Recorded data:
[Start of section]
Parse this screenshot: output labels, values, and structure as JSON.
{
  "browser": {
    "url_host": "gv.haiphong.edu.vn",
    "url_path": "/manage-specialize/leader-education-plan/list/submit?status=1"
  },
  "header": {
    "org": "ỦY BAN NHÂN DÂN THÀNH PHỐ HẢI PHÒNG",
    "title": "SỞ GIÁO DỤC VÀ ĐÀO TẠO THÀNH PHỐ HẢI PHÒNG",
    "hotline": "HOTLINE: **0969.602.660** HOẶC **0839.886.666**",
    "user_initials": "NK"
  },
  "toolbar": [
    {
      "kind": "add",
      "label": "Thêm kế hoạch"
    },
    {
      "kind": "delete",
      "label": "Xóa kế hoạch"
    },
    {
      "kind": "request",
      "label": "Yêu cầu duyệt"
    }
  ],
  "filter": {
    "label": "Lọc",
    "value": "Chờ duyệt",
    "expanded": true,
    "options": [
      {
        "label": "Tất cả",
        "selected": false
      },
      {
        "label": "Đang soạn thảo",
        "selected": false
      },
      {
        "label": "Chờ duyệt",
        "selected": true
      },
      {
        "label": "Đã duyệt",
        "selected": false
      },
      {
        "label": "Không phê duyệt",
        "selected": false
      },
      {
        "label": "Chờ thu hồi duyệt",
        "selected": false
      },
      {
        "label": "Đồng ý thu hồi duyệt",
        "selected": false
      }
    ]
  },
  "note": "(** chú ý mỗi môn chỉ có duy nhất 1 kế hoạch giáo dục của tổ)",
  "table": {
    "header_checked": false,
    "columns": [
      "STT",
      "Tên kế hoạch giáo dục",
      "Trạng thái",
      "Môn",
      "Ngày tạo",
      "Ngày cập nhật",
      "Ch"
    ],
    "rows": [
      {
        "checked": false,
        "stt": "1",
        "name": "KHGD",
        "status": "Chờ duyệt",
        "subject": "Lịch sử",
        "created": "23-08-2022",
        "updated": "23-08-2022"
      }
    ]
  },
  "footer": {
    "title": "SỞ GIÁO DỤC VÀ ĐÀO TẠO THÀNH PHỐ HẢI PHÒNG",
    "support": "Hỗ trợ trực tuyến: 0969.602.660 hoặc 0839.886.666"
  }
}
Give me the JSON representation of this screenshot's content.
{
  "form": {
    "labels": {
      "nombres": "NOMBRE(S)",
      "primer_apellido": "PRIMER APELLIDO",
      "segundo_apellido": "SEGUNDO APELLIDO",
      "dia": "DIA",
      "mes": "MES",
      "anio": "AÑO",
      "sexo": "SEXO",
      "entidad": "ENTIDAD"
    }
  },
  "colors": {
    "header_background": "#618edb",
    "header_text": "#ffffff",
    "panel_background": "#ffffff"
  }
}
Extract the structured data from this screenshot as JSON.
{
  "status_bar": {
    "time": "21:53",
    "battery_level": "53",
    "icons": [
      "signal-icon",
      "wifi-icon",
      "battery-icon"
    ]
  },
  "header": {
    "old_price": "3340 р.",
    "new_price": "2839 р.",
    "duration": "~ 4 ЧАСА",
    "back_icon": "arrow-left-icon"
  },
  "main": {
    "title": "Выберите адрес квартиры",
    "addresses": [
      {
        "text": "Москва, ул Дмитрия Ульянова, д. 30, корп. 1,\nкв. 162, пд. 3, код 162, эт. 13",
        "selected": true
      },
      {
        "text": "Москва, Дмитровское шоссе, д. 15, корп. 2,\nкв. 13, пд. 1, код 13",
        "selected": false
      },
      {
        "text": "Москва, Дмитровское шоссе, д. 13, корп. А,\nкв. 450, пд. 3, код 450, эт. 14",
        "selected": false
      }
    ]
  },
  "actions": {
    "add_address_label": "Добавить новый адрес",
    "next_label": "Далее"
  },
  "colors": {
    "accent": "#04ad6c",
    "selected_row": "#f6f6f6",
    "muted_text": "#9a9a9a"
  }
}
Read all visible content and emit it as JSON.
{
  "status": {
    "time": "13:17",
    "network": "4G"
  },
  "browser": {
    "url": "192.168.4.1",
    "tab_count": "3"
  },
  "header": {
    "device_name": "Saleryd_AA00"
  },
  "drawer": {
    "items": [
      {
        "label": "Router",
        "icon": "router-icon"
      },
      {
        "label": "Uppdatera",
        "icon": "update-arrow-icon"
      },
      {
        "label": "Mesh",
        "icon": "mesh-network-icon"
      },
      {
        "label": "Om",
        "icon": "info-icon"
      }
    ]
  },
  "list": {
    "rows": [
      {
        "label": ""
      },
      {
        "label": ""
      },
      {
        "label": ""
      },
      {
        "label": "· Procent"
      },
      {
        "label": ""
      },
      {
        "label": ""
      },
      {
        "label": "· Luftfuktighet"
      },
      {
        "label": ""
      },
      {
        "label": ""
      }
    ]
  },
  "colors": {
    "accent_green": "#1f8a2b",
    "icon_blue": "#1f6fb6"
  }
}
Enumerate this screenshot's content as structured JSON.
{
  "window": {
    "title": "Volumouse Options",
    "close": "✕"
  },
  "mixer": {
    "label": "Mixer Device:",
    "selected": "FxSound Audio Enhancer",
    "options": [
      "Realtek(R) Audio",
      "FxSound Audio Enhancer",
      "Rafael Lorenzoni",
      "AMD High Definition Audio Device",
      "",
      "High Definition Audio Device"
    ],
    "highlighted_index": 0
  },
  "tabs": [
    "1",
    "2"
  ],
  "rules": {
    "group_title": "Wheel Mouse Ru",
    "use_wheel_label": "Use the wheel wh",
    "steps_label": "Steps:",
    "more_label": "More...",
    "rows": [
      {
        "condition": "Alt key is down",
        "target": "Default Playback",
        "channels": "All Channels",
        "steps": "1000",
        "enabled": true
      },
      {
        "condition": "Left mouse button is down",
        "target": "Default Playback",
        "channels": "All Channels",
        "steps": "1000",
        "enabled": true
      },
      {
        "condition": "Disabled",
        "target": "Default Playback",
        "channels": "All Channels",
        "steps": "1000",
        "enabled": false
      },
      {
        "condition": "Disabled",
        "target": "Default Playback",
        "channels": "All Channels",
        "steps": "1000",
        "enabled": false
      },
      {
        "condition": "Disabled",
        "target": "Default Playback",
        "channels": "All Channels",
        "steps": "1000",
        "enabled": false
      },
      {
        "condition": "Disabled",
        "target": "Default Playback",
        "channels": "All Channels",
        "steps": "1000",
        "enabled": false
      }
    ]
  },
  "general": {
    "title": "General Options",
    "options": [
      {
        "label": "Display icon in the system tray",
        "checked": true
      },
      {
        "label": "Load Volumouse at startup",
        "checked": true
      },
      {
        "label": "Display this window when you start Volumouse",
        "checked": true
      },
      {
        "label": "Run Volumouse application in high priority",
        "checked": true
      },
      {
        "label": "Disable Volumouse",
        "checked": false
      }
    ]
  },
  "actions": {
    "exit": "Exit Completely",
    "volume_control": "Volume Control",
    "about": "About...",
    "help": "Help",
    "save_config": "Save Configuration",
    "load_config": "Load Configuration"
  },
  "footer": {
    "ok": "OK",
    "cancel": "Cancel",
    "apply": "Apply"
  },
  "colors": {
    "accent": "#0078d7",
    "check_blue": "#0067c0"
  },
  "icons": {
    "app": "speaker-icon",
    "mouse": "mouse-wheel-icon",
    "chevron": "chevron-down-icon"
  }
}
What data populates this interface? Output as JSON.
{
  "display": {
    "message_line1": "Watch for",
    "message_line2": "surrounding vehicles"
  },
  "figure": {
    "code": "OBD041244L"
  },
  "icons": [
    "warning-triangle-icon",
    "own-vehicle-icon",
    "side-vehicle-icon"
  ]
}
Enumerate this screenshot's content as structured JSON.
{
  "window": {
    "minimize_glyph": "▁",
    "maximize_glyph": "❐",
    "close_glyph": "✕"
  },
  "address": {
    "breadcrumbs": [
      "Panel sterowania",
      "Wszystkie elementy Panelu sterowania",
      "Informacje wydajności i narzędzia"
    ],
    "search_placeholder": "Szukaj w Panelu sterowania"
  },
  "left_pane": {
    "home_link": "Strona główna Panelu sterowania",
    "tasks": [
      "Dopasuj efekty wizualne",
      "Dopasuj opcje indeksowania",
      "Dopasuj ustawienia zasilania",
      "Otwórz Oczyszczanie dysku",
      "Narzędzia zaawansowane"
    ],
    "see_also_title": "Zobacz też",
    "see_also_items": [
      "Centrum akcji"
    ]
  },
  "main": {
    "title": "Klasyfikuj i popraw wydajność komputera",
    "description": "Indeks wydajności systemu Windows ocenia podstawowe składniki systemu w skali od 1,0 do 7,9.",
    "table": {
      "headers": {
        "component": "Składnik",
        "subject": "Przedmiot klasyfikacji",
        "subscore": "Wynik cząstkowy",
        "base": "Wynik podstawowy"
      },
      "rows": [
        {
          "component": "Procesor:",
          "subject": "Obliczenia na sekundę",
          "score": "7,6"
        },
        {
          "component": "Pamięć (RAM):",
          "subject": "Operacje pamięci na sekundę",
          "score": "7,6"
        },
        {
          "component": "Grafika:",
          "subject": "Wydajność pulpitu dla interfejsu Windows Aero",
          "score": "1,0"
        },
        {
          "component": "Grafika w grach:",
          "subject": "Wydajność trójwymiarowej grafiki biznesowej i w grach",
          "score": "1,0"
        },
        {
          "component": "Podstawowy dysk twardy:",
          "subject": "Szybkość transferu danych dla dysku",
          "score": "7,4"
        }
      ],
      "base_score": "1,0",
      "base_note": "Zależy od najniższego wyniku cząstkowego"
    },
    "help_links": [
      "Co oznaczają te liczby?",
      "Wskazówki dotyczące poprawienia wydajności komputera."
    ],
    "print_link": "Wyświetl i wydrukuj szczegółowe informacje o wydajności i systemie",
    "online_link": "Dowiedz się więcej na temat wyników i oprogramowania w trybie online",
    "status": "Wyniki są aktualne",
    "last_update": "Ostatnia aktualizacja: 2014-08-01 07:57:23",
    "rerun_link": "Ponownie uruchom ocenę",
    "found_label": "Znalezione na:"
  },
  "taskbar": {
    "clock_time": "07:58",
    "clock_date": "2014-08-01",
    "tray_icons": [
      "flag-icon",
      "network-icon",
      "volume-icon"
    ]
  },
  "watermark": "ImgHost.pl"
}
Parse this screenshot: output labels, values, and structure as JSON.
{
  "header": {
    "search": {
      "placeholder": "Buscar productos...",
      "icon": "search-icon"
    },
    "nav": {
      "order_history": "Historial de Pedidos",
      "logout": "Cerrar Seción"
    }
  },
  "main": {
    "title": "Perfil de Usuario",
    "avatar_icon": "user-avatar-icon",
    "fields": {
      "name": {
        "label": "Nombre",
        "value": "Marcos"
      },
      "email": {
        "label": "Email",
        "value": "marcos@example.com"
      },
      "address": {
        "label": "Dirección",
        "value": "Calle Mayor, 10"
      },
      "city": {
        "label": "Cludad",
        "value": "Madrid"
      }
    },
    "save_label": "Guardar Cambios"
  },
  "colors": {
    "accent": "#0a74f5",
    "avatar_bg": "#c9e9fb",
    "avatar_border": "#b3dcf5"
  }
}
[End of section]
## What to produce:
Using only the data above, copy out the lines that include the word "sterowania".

## Task output:
      "Panel sterowania",
      "Wszystkie elementy Panelu sterowania",
    "search_placeholder": "Szukaj w Panelu sterowania"
    "home_link": "Strona główna Panelu sterowania",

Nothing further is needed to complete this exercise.